Problems and prospects: the new IR35 rules
Known as the off-payroll rules, IR35 reforms come into force in the UK on 6 April. Michael Paulin, founder of Wolf IR35 Legal Services, explains the implications for telcos and project-based roles
On 6 April – next month – telecoms businesses will face an unwanted challenge. For the first time, the end-clients of self-employed contractors will be required to determine the tax status of those very freelancers on whom they depend.
The dynamism of the telecoms industry has a corresponding fluidity when it comes to human resources. From corporate governance personnel, to in-house recruitment services, to strategy designers and telecoms investment advisors – the range of project-based roles filled by the self-employed is as wide as the telecoms industry is varied. It is perhaps not always the case that HMRC has a perfect working understanding of the reality of the telecoms industry. The international nature of the business relationships that are involved, including the many and varied third-party and quasi-joint ventures that arise, can have a tendency to cause a degree of confusion and consternation in the minds of the perhaps slightly less imaginative of tax inspectors.
The reliance on independent contractors by many telecom businesses is, in many ways, a reflection of this dynamism. Yet, the new legislative changes may apply an unfortunate handbrake to the previously fast-paced and flexible utilisation of human resource.
The new requirement – set out in of Chapter 10 ITEPA 2003 – will require end-clients of independent contractors to issue what are called ‘status determination statements’ (SDS). An SDS must state whether ‘the condition’ – (namely that set out in section 61M(1)(d) of ITEPA 2003) – is or is not satisfied. To answer this question a hypothetical scenario must be considered: if, instead of a contract between the client and the freelancer’s intermediary (which is usually a limited company) there was instead a contract directly between the client and the freelancer herself, would the freelancer be an employee for income tax purposes based on the terms of that hypothetical contract?
HMRC has constructed an online tool, named Check Employment Status for Tax (CEST), which at least seeks to provide a linear decision-tree type assessment of the contractual position and the engagement in question.
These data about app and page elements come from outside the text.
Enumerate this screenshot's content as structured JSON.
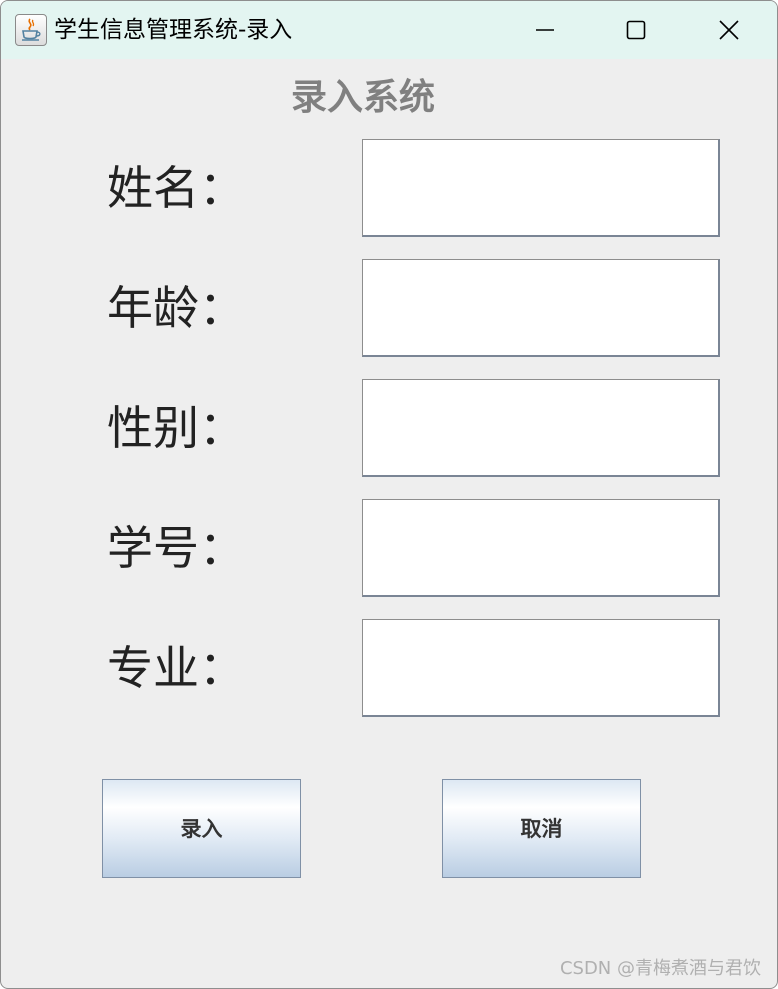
{
  "window": {
    "title": "学生信息管理系统-录入",
    "app_icon": "java-cup-icon",
    "controls": [
      "minimize-icon",
      "maximize-icon",
      "close-icon"
    ]
  },
  "form": {
    "heading": "录入系统",
    "fields": [
      {
        "label": "姓名：",
        "value": ""
      },
      {
        "label": "年龄：",
        "value": ""
      },
      {
        "label": "性别：",
        "value": ""
      },
      {
        "label": "学号：",
        "value": ""
      },
      {
        "label": "专业：",
        "value": ""
      }
    ]
  },
  "buttons": {
    "submit_label": "录入",
    "cancel_label": "取消"
  },
  "watermark": "CSDN @青梅煮酒与君饮",
  "colors": {
    "titlebar": "#e3f5f1",
    "window_bg": "#eeeeee",
    "heading": "#808080",
    "button_gradient_bottom": "#b9cde3"
  }
}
The issue is, however, that studies show that in at least 20% of cases it is unable to provide a determination whatsoever. The new legislation requires businesses to take reasonable care in assessing the status of such self-employed contractors, yet in certain circumstances they can be left in the dark even where they have sought to utilise HMRC’s own tool.
Another issue concerns the fact that, at best, CEST provides mere guidance. Telecom businesses ought to respond to the challenge by incorporating the IR35 process into their wider tax strategies, thereby ensuring that they can maintain tax efficiencies and continue to utilise contractors – albeit in a streamlined and insured manner. The reality is that contractors want to continue doing business in their own account. In my experience, there has been a degree of cost-sharing involved as both parties come to terms with the new reality. What is essential is that telecoms clients receive the professional support they need in being able to process the status of their contractors in a streamlined and insured way, in order for both parties to continue doing business with one another with clarity and confidence.
It is a cliché, but as people return to the office and the economy reopens, now is the time to take practical steps to prepare for the new legislation. The alternative is for a busy telecoms operator to find itself on the hook for PAYE and NI deductions that no party in the contractual chain ever envisaged would be a commercial reality. By taking steps to ensure that legal advice and technological streamlining can occur hand-in-hand, the reality is that the impact of the new legislation can be robustly minimised.